Mosi-Guard is available in Australia (made here) and the UK (go here) and that site also sells on-line (as does the Oz one).
- - -
I have a sneaky suspicion that Thailand is still in the land of DEET. So, you may have to look around. Note that some products smell like lemon, but contain DEET (eg. Jaico).
Hey Sputniko- try diluting a Deet based insect repellant with a weaker insect repellant, or even water or liquid spray sun screen. That's what Ive done in the past, that way your protected from the suns UV rays, and thoose nasty little critters! I wouldnt use A Deet based repellant neat- I have ver sensitive skin aswel. Good luck on your travels
#30 gekkohq has been a member since 28/7/2009. Posts: 1
May I suggest the approach you suggest can have unintended and even undesirable consequences.
A very major issue in chemistry is the reactivity between two chemical substances. DEET is an example of using reactivity positively.
Citing Wikipedia, DEET is "prepared from m-methylbenzoic acid and diethylamine. This ...[resultant] acid chloride is subsequently reacted with the diethylamine.
There are many examples where reactivity has horrible consequences.
Until, or unless, two chemicals are shown not to react in an undesirable way, it is wise not to mix chemicals.
I used a Deet based product last night. Mr Pat and I were up late playing chess, and the mosquitos came out flying in formation and dive bombing our position. So I went to seven and bought some of that crap applied from paper. It did work (mosquitos broke formation and then returned to base) but I accidentaly got some in my mouth (licking my hand from a sandwidch - and it tastes horrible. Probably isn't healthy either. First time since I've been in Thailand I used a moquito repellent.
Just to say we've been using Autan, from the UK, for years and found it amazingly effective and no side affects. Didn't understand the science until I read this forum though. Very helpful, as always.
#33 TonyandNi has been a member since 3/8/2009. Posts: 4
This is all very interesting and such, but all I want to know is:
- Can I get an ICARIDIN containing product in SE Asia
- Is there a specific product?
- Is it only available in Bangkok or throughout SE Asia?
#34 Hennners has been a member since 8/11/2009. Posts: 5
I agree with Bruce above that you may not find it because I never did see it there.
I looked because I bought the roll on deet abundantly available. There are lots of threads on this topic to search. I don't remember anyone saying that Pic is available.
The deet roll-on in Thailand are about 16% deet and work well. Resarch recommends to use up to 35%. (eg Consumer Reports etc). Ignore those saying to use higher.
I've been looking to Picaridan products in Australia (Sydney specifically) but I haven't been able to find any, especially on the internet. Autan is only available in the UK and its really expensive, if not impossible to ship over here.

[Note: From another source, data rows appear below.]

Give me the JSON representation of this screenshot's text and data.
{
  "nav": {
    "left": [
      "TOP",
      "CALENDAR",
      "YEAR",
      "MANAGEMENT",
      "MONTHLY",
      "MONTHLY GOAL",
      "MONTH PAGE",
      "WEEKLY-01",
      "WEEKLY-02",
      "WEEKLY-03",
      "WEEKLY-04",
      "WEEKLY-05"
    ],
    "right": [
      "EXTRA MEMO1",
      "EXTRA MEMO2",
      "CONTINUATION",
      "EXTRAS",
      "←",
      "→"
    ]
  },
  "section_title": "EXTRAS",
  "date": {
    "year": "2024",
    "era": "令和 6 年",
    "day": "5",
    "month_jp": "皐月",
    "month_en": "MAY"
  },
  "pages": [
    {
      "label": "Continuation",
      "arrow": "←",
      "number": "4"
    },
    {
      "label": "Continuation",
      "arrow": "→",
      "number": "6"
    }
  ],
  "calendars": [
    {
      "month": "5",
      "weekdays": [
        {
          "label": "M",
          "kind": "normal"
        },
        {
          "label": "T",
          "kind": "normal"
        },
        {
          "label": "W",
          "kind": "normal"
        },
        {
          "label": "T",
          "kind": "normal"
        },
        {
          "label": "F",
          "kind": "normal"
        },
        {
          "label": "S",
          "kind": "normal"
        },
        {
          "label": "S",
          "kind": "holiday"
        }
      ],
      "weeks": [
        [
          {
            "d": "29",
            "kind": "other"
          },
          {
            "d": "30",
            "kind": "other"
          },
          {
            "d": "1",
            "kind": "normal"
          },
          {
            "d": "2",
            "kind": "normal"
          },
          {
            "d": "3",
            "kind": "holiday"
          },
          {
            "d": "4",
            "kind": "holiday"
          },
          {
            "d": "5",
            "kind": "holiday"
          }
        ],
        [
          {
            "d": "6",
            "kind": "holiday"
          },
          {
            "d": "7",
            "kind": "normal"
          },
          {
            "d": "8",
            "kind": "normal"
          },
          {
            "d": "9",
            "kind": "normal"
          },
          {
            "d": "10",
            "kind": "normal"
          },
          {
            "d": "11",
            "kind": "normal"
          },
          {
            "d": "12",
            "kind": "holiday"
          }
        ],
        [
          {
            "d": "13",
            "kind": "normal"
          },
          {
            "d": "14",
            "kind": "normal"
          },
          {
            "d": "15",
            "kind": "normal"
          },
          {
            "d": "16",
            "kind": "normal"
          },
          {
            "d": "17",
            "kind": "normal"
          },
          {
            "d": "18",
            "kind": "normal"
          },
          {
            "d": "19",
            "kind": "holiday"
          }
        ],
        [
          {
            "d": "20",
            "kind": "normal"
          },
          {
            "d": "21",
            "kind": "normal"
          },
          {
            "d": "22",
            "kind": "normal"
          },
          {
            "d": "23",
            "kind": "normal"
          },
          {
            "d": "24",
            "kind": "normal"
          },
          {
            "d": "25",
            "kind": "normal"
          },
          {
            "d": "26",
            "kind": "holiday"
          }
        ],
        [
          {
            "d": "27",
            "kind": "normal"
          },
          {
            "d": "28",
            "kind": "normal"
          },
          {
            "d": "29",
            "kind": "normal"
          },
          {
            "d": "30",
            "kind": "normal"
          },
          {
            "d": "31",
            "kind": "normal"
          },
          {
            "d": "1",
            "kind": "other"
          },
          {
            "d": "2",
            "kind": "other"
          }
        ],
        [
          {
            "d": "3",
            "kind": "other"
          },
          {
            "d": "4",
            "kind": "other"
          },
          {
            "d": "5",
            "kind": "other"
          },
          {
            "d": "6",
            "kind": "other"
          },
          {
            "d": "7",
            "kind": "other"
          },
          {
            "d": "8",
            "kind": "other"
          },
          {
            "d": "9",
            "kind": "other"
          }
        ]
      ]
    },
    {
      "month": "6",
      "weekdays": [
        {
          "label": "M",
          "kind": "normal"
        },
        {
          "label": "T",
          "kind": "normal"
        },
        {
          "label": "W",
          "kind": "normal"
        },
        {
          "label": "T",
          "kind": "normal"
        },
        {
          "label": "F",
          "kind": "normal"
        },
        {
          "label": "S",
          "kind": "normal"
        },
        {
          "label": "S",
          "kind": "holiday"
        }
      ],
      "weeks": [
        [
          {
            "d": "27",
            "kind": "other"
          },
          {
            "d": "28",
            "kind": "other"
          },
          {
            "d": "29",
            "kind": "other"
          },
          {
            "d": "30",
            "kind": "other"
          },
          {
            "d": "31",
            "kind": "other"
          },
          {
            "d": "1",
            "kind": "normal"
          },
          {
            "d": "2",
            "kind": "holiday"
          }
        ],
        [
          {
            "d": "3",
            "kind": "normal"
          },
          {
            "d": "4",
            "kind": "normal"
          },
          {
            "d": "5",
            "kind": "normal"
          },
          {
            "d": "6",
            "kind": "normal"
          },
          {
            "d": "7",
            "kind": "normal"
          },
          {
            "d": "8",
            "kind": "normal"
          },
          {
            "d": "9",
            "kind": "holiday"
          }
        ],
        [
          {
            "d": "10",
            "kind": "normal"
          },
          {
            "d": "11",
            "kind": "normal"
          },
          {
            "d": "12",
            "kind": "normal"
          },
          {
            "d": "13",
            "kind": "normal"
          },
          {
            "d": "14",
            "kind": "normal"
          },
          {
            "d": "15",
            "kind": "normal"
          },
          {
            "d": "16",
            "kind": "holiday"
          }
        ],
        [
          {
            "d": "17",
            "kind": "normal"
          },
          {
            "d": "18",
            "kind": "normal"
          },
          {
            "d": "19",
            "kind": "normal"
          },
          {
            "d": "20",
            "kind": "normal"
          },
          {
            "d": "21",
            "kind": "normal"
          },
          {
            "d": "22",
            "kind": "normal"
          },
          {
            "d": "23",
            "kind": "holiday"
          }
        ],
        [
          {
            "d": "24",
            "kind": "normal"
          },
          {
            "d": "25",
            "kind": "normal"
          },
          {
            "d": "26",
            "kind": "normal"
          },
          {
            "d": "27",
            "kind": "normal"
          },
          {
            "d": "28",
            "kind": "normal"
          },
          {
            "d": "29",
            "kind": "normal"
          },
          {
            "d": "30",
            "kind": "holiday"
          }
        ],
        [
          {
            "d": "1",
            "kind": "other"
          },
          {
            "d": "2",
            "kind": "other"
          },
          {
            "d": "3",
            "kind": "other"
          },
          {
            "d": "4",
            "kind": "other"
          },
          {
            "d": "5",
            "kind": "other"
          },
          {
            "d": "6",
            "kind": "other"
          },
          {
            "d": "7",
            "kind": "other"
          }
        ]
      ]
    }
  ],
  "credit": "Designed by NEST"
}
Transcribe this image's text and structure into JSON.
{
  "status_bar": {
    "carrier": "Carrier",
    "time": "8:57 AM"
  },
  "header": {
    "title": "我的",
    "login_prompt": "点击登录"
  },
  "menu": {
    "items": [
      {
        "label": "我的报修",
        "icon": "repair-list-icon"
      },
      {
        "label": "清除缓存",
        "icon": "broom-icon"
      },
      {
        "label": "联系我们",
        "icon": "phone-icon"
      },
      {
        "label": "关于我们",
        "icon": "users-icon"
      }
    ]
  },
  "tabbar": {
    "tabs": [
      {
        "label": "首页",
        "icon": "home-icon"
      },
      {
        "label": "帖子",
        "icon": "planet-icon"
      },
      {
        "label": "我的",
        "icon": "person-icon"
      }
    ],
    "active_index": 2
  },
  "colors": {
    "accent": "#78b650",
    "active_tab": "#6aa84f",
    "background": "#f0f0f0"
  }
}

Does anyone know any Picaridan brands sold in Australia? Preferably with about 20% Picaridan.
#36 jojoba has been a member since 13/11/2009. Posts: 7